News Tribune Editorial Board
With so much noise in St. Paul over taxes, fixing Minnesota's opioid crisis, protecting seniors in care facilities, funding transportation and public infrastructure, and more, advocates for affordable housing fear they're being forgotten. So they fanned out over the past couple of weeks, representatives from the 214 organizations statewide that make up the Homes for All coalition, to meet with newspaper editorial boards and reporters.
The threat of a catastrophic loss of life in the Twin Ports has been hanging over our heads — not unlike last week's sooty-black smoke plume — for at least seven years. Despite so many breathless reports recently, the "news" that the oil refinery in Superior uses hydrogen fluoride during its processing of high-octane gasoline should not have come as any shock. The chemical's use here was first reported in the News Tribune way back in February 2011.
The celebration may be a bit tempered here with our ongoing debate over an earned-sick-and-safe-time mandate and the way that debate has left so many of Duluth's small-business operators feeling unappreciated, vilified, and threatened. But Minnesota's "Small Helps All Day" proclamation for today and the 55th annual "National Small Business Week" this week are reminders of how important smaller employers are to our state and nation — and to those millions of us who bank on small businesses for our employment, income, and financial well-being.

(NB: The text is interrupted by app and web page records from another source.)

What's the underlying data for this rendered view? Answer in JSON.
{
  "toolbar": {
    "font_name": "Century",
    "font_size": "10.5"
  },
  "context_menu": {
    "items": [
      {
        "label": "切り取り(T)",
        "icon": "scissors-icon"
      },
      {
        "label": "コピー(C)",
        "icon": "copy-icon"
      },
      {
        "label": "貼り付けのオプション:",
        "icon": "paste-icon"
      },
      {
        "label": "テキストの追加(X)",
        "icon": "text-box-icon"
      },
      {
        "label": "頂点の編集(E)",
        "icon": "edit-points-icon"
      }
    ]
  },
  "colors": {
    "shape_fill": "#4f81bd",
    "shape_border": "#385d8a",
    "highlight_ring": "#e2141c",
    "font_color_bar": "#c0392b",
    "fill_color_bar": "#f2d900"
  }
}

A 2014 study determined 4,400 new housing units were needed in Duluth by 2020 — about 730 per year. As of about a year ago, however, only about 500 homes were being created. We're falling behind. As a community, we aren't keeping pace with the demand and the identified need.
Nearly four full weeks remain in the 2018 session of the Minnesota Legislature, and it apparently isn't too soon to start prodding lawmakers about getting their work done. On time. And without the mad scramble at the end, the closed-doors meetings, the secret late-night deals, and the votes on bills no one has had time to read. All of these unsavory, not-the-way-to-conduct-the-people's-business practices have marred recent sessions and even seem to be emerging as a disappointing norm.
Presented with compelling evidence that many businesses in Duluth are struggling to stay afloat, the Duluth City Council Monday — pushed ahead anyway for an ordinance that's sure to drown even more employers or drive them out of our city.
Every single week in the state of Minnesota, 400 fresh complaints roll in alleging that our aging parents and grandparents in nursing homes, assisted-living centers, and other care facilities are being mistreated, even abused. It's no wonder horrific and heartbreaking stories have been in all the papers over the past couple of years. It's no wonder the Minnesota Department of Health's backlog of complaints grew to an unmanageable more than 2,300.
The first Earth Day, 48 years ago today, was front-page news in Duluth. An estimated 175 college students gathered at Leif Erikson Park at 4:45 a.m. With songs and readings, they reflected on the relationship between humankind and the environment. Then — led by the Students for Environmental Defense group from the University of Minnesota Duluth and the Friends of the Earth group from the College of St. Scholastica — they attended speeches, panel discussions, and other events spread over two days.
When it comes to how much we pay in taxes, no one wants to be at the top of the list. Yet there's Minnesota with its corporate income tax the third highest in the nation and with its top-tier personal income tax rate a disappointingly lofty No. 3. Moving Minnesota to more reasonable rankings would benefit workers, employers, and the state's economy while also helping our state be more competitive both nationally and globally. A bit of tax relief could even help Minnesota chip away at its unflattering reputation, deserved or not, as a pricey and difficult place to do business.
Minnesota's newest U.S. senator sees it: Regardless of copper-nickel mining, the land exchange proposed between the federal government and PolyMet Mining is a great deal for our state.